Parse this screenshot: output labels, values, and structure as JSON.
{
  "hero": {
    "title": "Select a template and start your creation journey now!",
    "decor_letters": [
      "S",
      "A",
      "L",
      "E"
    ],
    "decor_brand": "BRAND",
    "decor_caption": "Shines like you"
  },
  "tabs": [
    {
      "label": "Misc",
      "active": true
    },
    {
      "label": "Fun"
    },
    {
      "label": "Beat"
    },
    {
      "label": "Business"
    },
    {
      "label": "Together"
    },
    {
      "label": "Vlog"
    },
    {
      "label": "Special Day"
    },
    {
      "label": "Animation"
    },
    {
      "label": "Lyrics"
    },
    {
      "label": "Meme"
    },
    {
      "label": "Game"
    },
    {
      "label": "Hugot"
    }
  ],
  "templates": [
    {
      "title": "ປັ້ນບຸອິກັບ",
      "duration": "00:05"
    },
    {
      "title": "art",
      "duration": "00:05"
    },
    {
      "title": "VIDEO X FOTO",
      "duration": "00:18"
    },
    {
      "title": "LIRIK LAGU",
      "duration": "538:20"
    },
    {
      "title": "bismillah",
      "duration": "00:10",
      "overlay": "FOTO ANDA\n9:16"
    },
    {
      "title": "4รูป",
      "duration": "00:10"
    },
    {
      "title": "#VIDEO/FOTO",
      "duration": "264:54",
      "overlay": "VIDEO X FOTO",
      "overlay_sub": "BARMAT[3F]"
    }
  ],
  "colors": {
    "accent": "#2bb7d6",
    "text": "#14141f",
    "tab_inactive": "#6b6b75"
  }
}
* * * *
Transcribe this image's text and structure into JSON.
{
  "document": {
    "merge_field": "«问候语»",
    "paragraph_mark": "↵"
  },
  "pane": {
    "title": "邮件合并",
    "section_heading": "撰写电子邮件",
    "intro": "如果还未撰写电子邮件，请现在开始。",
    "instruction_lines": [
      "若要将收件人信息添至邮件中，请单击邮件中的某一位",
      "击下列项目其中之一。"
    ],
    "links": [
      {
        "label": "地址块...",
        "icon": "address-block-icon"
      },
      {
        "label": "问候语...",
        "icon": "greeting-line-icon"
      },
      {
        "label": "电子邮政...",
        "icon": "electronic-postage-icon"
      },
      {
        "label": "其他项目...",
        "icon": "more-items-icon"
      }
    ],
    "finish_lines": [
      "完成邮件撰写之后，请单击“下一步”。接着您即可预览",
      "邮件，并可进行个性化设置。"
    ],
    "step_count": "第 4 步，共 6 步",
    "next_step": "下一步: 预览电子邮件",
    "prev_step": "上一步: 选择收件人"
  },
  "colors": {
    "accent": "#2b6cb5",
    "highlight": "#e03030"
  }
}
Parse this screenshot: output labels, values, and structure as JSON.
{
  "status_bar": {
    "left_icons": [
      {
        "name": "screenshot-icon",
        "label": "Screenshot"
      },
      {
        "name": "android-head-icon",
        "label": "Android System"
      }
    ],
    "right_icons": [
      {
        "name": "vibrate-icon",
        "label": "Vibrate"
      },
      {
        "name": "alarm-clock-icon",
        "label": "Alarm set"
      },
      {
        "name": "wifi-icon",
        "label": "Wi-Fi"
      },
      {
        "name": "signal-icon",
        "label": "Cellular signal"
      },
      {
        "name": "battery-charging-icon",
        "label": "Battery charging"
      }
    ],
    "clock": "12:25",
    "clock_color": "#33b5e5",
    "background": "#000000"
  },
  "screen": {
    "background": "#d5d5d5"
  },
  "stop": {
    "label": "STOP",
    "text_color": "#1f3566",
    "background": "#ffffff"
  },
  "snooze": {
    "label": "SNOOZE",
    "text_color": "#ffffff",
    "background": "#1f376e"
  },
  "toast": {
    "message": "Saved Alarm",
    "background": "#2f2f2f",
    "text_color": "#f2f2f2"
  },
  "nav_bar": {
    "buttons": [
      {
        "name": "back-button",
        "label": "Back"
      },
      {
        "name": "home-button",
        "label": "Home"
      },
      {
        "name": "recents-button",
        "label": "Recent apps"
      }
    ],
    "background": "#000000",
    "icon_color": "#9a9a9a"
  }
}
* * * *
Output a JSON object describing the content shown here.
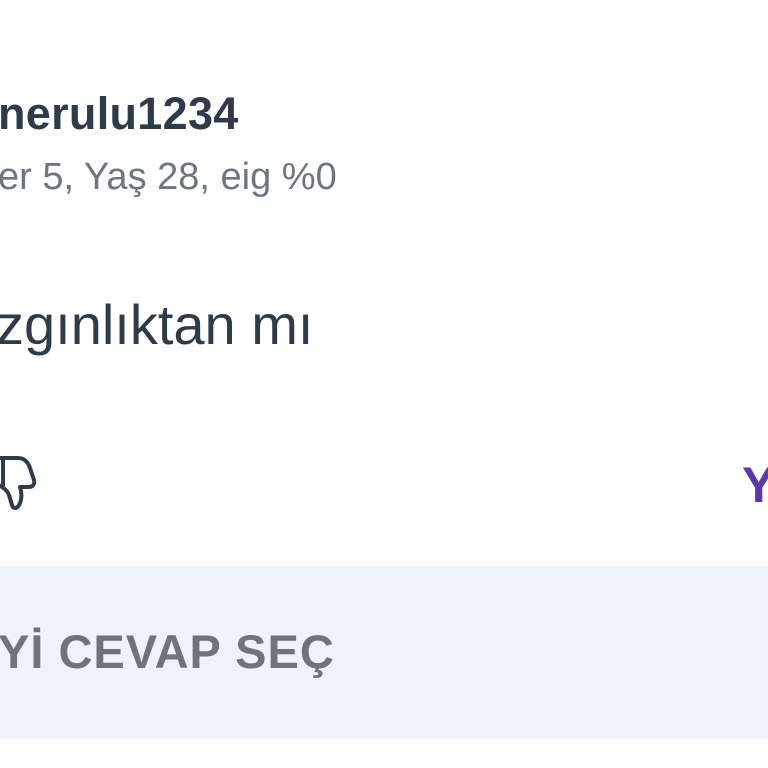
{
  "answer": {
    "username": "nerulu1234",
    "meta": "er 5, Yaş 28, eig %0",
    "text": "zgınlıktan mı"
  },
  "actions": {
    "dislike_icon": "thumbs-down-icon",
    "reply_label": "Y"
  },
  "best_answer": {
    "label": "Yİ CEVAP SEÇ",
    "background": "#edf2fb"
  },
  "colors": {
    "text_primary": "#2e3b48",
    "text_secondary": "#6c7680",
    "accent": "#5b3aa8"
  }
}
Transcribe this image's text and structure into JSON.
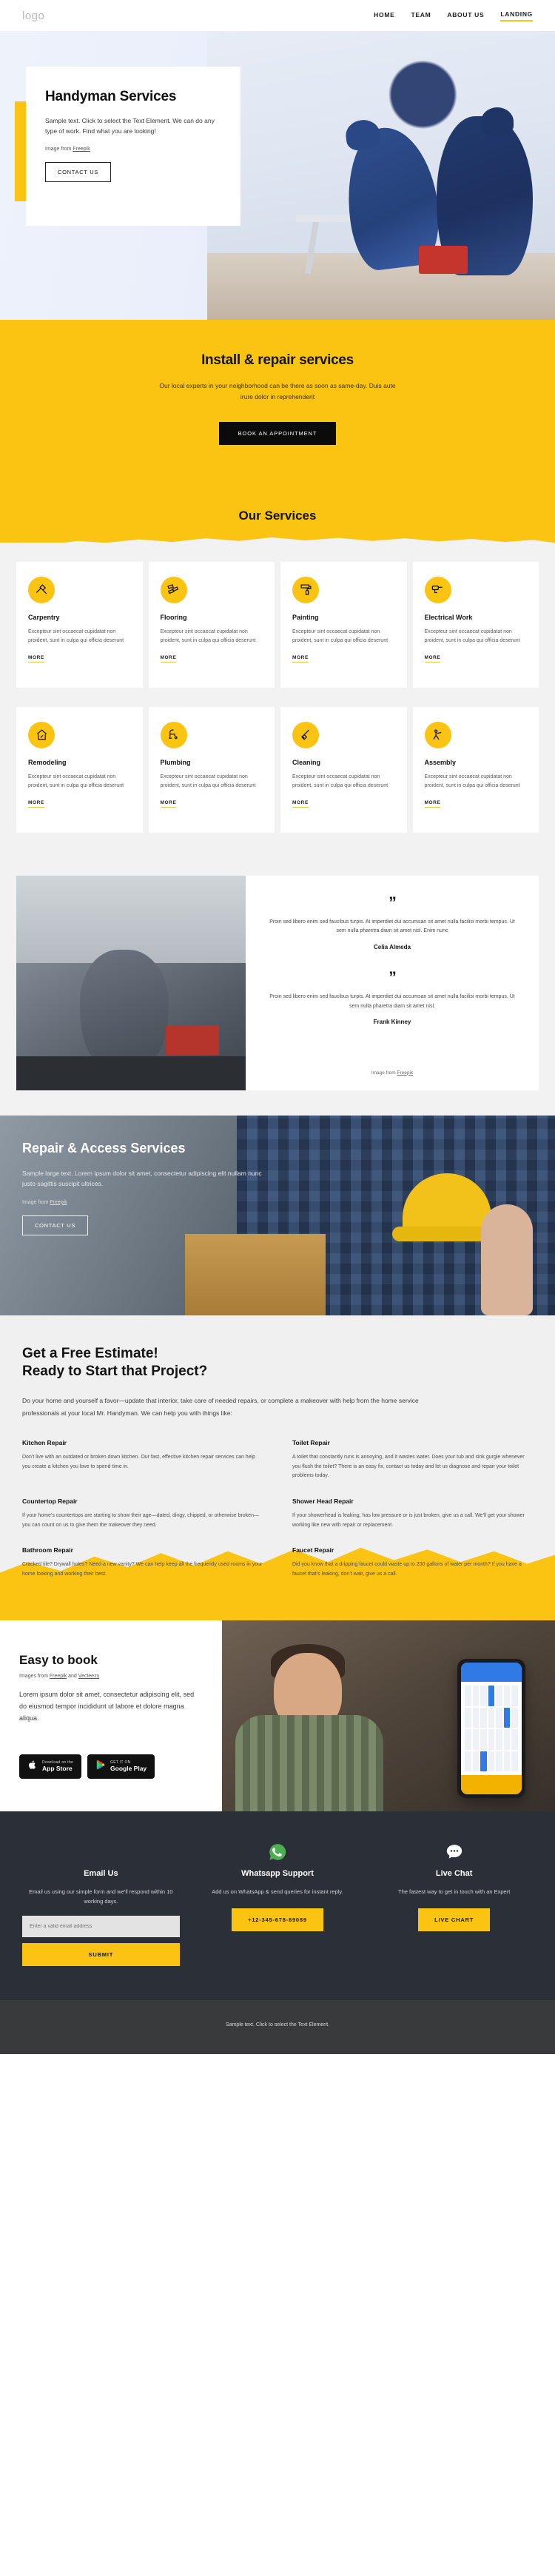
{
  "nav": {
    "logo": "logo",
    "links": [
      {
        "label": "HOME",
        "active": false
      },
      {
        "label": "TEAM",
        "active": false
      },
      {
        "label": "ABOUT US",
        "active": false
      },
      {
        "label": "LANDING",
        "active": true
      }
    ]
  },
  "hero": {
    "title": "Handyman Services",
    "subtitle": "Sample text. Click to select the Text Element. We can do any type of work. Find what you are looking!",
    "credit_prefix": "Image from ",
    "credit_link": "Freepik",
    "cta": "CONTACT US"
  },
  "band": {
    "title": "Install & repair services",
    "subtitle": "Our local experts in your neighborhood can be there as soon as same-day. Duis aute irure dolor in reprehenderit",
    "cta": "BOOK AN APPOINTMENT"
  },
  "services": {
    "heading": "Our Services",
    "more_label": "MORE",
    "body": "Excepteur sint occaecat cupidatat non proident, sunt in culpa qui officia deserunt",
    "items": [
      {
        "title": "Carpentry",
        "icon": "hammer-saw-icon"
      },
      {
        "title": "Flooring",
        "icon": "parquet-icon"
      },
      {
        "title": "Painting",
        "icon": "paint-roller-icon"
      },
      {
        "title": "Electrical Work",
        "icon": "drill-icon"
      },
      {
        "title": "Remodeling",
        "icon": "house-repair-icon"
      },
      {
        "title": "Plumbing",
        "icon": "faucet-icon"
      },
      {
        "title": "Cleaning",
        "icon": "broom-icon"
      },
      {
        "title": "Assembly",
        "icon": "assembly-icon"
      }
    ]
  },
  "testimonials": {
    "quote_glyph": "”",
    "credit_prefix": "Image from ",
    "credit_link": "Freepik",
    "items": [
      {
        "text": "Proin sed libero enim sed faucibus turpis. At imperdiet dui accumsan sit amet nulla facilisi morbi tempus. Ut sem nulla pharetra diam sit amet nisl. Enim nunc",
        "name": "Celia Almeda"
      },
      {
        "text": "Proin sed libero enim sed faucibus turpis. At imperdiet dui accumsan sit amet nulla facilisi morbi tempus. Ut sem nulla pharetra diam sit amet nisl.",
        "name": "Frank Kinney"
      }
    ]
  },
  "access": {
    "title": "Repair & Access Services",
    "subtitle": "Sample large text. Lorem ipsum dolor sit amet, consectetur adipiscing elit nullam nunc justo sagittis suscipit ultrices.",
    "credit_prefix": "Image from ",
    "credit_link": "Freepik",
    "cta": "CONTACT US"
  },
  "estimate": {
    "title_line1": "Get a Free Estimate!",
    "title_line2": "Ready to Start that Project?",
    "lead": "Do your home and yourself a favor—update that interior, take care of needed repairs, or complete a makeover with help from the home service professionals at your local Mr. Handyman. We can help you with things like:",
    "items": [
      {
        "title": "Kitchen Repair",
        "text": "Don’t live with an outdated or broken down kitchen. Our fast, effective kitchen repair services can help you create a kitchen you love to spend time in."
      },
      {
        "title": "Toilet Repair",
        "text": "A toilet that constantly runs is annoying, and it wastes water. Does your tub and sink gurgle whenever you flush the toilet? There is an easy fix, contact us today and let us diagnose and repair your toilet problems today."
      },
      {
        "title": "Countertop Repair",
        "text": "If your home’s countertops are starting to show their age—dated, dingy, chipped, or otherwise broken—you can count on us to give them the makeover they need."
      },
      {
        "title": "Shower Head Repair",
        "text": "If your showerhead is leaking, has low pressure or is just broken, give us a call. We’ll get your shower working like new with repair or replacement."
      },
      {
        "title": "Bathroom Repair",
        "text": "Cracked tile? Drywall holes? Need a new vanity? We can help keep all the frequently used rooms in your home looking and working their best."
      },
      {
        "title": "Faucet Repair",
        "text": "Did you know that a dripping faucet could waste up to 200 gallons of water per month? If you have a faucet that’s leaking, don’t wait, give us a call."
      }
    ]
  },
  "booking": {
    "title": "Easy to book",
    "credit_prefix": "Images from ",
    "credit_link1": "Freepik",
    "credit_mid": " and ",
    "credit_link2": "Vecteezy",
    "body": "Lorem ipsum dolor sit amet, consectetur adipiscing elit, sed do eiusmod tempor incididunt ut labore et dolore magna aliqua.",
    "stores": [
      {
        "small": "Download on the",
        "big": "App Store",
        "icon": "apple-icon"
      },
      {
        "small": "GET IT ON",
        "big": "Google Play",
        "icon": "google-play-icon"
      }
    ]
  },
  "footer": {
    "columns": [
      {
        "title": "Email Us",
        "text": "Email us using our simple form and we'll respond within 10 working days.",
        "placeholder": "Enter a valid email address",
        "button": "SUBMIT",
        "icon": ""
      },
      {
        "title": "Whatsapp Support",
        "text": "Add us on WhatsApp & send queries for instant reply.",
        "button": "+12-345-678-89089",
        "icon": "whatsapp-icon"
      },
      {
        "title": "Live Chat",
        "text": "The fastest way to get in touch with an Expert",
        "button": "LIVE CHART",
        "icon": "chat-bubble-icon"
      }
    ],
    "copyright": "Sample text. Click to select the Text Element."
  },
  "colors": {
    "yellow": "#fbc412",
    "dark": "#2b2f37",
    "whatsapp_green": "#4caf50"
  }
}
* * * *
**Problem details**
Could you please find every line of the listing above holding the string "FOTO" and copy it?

**Response area**
      "title": "VIDEO X FOTO",
      "overlay": "FOTO ANDA\n9:16"
      "title": "#VIDEO/FOTO",
      "overlay": "VIDEO X FOTO",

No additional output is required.